Payment: Unpaid, but writing for Smart Money Chicks is a great way to build your portfolio as a personal finance blogger, especially if you’re just starting in this niche. You can also republish your guest blog post elsewhere after three months.
One of the U.S.’s top daily newspapers. Much of the content on WSJ is related to business and breaking news. You can submit an opinion piece to discuss anything relevant to the paper, including personal finance or family budgets.
Payment: $400 for an 800 word article, according to a source.
Afro-Chic Mompreneur provides fun and engaging content for female entrepreneurs. Topics range from personal finance to managing time with family. An example of a popular article is 10 Affordable Ways to Rock Halloween in Cleveland.
Payment: The most popular article of the month receives $50; all other guest blogs are unpaid.

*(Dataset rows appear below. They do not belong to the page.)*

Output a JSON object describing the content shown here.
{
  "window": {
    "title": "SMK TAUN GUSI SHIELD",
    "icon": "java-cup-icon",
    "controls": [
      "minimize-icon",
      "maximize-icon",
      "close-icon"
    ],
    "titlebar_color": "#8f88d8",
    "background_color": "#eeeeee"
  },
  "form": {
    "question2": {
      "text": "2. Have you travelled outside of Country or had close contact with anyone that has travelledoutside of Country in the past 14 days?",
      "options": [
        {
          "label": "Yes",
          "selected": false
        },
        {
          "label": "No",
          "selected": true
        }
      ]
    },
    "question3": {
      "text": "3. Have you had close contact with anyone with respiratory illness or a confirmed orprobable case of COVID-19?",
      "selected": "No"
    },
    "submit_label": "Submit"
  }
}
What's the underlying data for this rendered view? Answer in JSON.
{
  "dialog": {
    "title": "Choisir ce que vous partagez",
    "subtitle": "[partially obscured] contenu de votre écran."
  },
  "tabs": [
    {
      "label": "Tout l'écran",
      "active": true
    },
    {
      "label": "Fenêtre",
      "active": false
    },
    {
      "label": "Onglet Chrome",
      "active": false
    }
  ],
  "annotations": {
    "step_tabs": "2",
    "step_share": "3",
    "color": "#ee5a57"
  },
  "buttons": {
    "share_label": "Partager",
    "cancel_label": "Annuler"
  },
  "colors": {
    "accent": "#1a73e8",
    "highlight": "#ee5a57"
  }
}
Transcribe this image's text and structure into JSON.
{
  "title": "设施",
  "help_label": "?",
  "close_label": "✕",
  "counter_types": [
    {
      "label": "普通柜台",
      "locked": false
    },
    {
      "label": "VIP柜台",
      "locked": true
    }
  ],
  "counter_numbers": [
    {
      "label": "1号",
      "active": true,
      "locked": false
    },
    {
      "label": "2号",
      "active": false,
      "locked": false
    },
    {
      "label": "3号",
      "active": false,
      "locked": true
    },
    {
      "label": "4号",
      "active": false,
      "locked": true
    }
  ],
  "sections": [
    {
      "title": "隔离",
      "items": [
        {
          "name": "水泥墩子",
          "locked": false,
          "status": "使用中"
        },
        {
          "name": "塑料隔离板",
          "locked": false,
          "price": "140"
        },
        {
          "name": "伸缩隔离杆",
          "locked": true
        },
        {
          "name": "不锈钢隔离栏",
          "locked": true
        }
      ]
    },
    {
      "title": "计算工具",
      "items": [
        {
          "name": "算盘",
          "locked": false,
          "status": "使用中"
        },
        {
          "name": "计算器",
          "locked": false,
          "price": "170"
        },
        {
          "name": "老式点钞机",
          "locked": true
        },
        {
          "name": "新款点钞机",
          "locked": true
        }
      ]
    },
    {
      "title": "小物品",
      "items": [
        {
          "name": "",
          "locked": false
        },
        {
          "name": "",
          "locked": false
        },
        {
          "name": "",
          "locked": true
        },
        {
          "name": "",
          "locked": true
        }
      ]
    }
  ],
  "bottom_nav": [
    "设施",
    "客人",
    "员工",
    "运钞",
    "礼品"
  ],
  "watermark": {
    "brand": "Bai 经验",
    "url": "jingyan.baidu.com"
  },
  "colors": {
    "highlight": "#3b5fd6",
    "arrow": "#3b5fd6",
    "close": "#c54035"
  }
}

This American business magazine also has an exciting online platform. Being published on Forbes is a bit like Huffington Post: The site has contributors who can post as often as they like by hosting their own “blog” through the Forbes network.
Payment: A great way to get your foot in the Forbes door is to guest-post for a contributor, although this method is unpaid. If you become a contributor for Forbes, you get paid based on your blog’s performance.
According to reports, top Forbes bloggers make anywhere from $45,000 to $100,000 annually.
Ed. note: Thanks to Carol Tice who provided the following update in a comment: “This past Spring, Forbes changed their blogging pay formula (which is a combo of flat-rate and traffic bonuses) to cut earnings about in half (they ended bonuses on older posts, which really hit those of us who write evergreens that could drive traffic all year).”
13. Income Diary
This website is all about earning. Some topics that you may cover include monetizing your blog, earning money from writing, or any other topics related to earning money.
Payment: A few sources report that Income Diary pays between $50 – $200 per article. It pays via Paypal.
14. Doctor of Credit
Doctor of Credit shares money management strategies and savings suggestions. The site focuses on practical ways to be frugal, as well as information about credit cards, the best cards out there, and the different rewards available.
Payment: Doctor of Credit accepts guest posts by readers, and accepted submissions receive $50. However, if you publish regularly you may find an ongoing opportunity. You should hear back from the site within seven days of submitting your post.
15. Daily Finance
This website that provides practical personal finance advice from real-life people. You can find topics related to planning for your future finances, saving money, spending, and investing.
Payment: You can apply to be a part of their contributor network, but these contributors aren’t paid. Daily Finance, owned by AOL receives 3.9 million unique views each month, so the exposure may be worth contributing a few pieces for free.
16. Money Crashers
This popular personal finance blog covers a variety of topics relating to money, including frugal living and money management.
Payment: Reports state $35 for an article of 500 -1,000 words with little-to-no reporting.
17. Money Saving Mom
This well-known blog is written by financially savvy mommy blogger Crystal Paine, who recently published a book. You can guest-blog for Money Saving Mom with practical money saving advice relevant to the site’s readers.
Payment: Unpaid, but you gain serious street cred by writing for this site, and you’re bound to get traffic back to your blog or site.
The Penny Hoarder tackles weird, wacky and fun ways to save money. There are also personal stories about how regular people have saved money and climbed out of debt.
Payment: $75 per accepted article.
Who will you pitch first? What other sites would you add to this list?